Data in this exercise.

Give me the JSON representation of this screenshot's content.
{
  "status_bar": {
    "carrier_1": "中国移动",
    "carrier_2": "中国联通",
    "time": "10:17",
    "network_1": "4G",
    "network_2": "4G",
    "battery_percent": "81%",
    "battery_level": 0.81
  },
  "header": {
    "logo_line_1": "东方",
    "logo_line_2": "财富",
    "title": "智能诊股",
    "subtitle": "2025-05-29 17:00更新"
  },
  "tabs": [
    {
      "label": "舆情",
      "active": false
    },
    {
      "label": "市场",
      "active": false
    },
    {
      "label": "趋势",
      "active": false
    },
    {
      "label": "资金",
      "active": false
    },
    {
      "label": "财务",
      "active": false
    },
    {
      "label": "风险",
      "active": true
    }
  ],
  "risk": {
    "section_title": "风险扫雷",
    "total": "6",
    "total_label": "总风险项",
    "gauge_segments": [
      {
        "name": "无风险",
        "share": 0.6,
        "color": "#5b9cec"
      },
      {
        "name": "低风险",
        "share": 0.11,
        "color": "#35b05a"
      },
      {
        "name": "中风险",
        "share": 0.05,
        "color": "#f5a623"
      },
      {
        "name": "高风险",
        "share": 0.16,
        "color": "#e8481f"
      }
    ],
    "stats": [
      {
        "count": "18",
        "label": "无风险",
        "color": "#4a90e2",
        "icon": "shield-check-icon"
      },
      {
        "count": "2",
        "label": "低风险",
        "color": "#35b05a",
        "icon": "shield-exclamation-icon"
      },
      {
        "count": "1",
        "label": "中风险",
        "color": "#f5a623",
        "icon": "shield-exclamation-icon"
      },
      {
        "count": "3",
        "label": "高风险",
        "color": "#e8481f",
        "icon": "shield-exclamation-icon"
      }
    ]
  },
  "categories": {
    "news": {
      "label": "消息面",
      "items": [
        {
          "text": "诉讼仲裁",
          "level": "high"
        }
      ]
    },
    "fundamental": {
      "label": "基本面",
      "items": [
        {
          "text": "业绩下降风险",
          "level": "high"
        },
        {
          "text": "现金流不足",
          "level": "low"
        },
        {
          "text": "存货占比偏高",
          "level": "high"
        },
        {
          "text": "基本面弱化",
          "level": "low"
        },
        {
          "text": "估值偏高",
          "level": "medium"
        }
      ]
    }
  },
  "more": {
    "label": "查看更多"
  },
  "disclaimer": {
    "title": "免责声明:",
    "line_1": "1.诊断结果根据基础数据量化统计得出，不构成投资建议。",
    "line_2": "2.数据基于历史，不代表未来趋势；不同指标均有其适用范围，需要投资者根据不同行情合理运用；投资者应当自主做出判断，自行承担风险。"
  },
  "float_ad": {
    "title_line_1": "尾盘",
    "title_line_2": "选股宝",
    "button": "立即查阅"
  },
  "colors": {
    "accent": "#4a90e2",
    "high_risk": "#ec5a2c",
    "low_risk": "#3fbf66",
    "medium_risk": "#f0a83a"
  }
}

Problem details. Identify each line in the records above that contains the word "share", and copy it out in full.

Exercise response.
        "share": 0.6,
        "share": 0.11,
        "share": 0.05,
        "share": 0.16,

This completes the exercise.